Other references

  • Francesco A. Crupi, co-pending U.S. patent application Ser. No. 09/592,398 entitled “Mixing Apparatus and Method for Blending Milled Asphalt with Rejuvenating Fluid,” filed, Jun. 13, 2000, in its entirety.
  • Francesco A. Crupi, co-pending U.S. patent application Ser. No. 09/592,773 entitled “Asphalt Rake with Ride up Capability,” filed Jun. 13, 2000, in its entirety.

Patent History

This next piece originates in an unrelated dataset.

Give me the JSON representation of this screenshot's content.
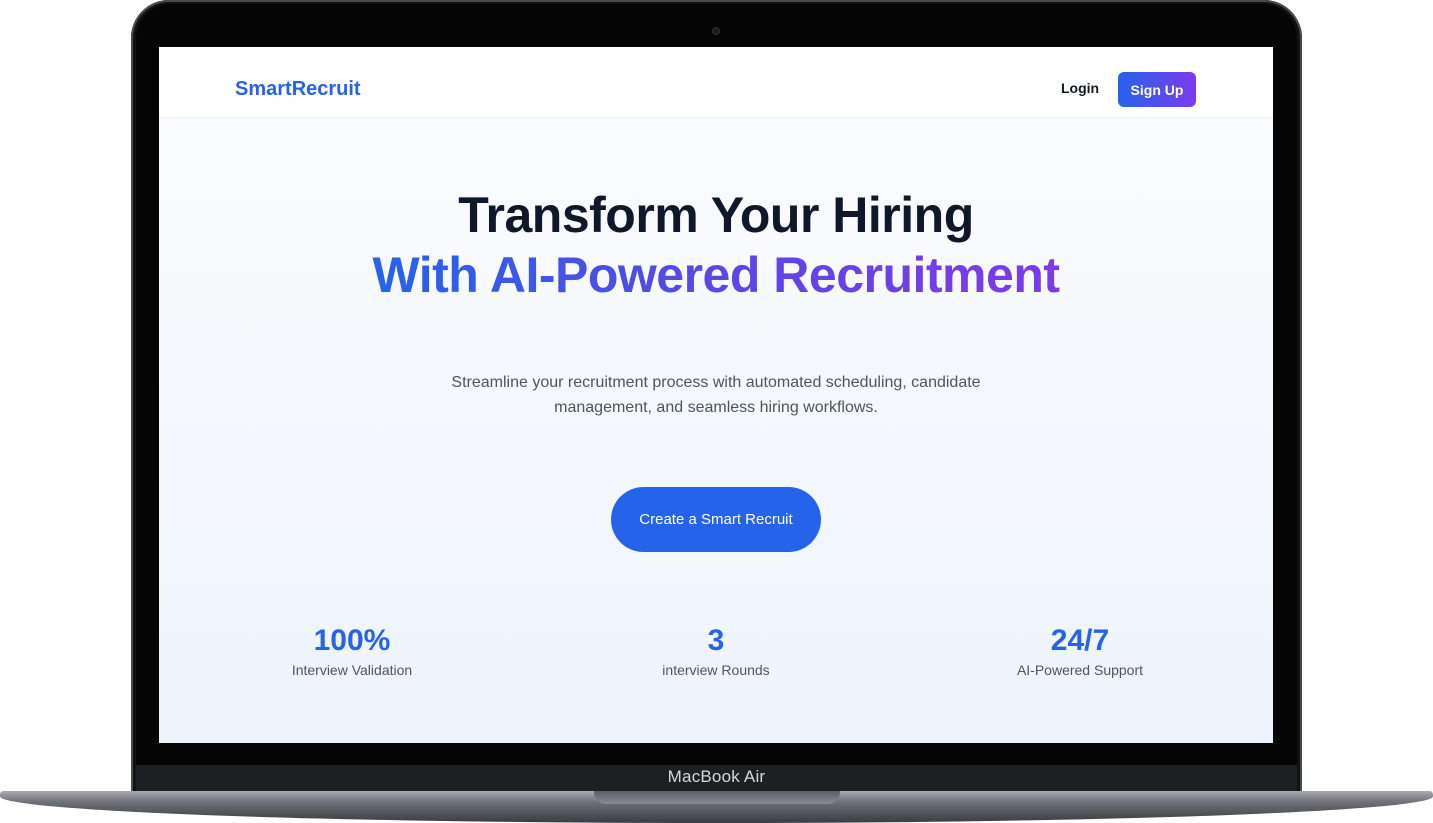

Patent number: 6439804
Type: Grant
Filed: Jun 13, 2000
Date of Patent: Aug 27, 2002
Inventor: Francesco A. Crupi (Gulfport, FL)
Primary Examiner: Gary S. Hartmann
Attorney, Agent or Law Firm: Butler, Snow, O'Mara, Stevens & Cannada, PLLC
Application Number: 09/593,621